New York - New York State has introduced legislation that would accelerate the urgency for fashion businesses to conduct their manufacturing more responsibly. The generally unregulated industry that contributes substantially to the world’s greenhouse gas emissions at a rate of 4-8.6 percent, contaminates billions of gallons of water dyeing textiles, and has—knowingly or unknowingly—benefited from exploitative labor practices in a race to the bottom to sell the cheapest and fastest-made clothing.

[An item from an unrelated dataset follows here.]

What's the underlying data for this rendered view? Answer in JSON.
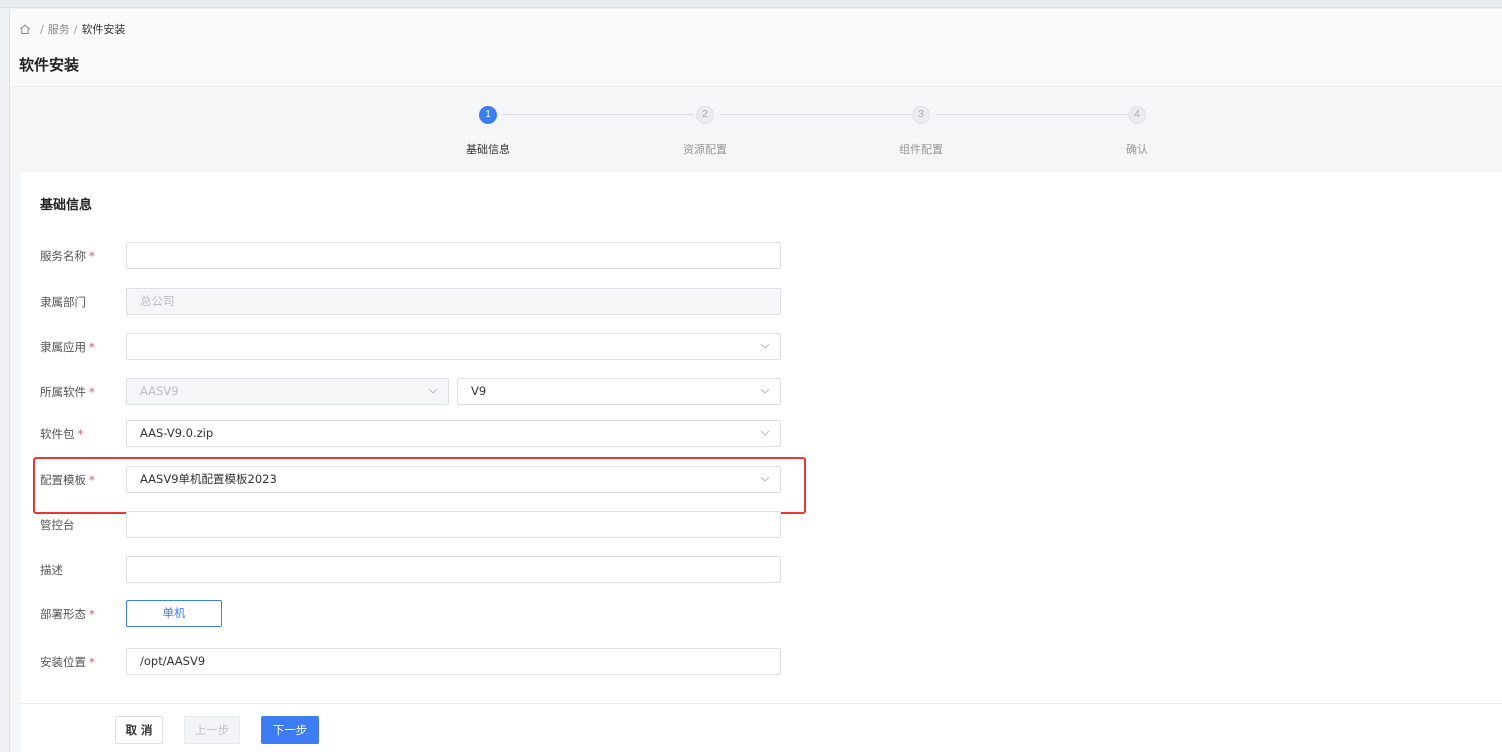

The Fashion Sustainability and Social Accountability Act would shift the responsibility from consumers to navigate greenwashing and require fashion retail sellers and manufacturers doing business in the state—those with an annual worldwide gross receipt that exceeds one hundred million dollars—to map out their supply chains, disclose the environmental and social impact of their activities, and set binding targets to improve those impacts. This would affect brands from the largest luxury multinationals, like LVMH, to opaque fast fashion e-sellers, like Shein.
The bill would mandate companies to post these disclosures clearly on their websites within twelve months of the enacted law. It would also establish a Community Benefit Fund, administered by the Department of Environmental Conservation, that would commit monies obtained through fines to benefit environmental justice projects. Companies found in violation, and who do not remedy within three months of notification, may be fined up to 2 percent of annual revenues. And while the Attorney General is tasked with enforcement, consumers may also take civil action against a person or companies perceived to be skirting the law.
Senator Biaggi: “We set out to create standards that enact real change”
State Senator for the Bronx and Westchester, Alessandra Biaggi, sponsored the bill with support from the Act on Fashion Coalition, which includes think tank New Standard Institute, the Natural Resources Defense Council (NRDC), and the New York City Environmental Justice Alliance. In response to a request for comment by FashionUnited, the Senator explained that her interest in the issue originated back in law school. “I took a course on fashion law and was instantly drawn to working on this before ever working in government. Early last year I connected with the New Standard Institute to collaborate and draft a first of its kind piece of legislation that addresses various systematic problems within the industry. We looked at issues that many industry leaders have been working to address— such as strengthening labor practices and lowering carbon emissions—and set out to tie them all together and create industry wide standards that will enact real change within the field.”
It is significant that New York, a fashion capital of the world, is taking leadership on this issue and the New York Times reports that “there is no general legislation in any country governing the greater social and environmental actions of the fashion industry and mandating change.” Senator Biaggi goes on to acknowledge that if New York is committed to climate justice and workers’ rights the state “has a moral responsibility to serve as a leader in mitigating the environmental and social impact of the fashion industry,” noting that, “For too long, the fashion industry has operated in a black box, preventing consumers and government alike from seeing the scope of production.”
New York State has already implemented ambitious climate laws, including the Climate Leadership and Community Protection Act of 2019 that requires a 40 percent reduction of economy-wide greenhouse gas emissions by 2030. A co-sponsor of the ‘Fashion Act’ in the state senate, Brian Kavanagh, has long supported legislative efforts to enhance energy efficiency in construction projects, prohibit new fossil fuel infrastructure, and reduce carbon emissions. “In order to successfully combat the effects of climate change, we must fundamentally improve the practices of all sectors of our society, including the apparel and footwear industry,” the Senator for Brooklyn’s waterfront and Lower Manhattan stated.
The New Standard Institute urges a voice of support for the bill through the hashtag, #ActOnFashion, to encourage New York to move quickly. As Senator Biaggi appropriately concludes, “It is not hyperbole to say, our state, nation, and world’s future depends on it.”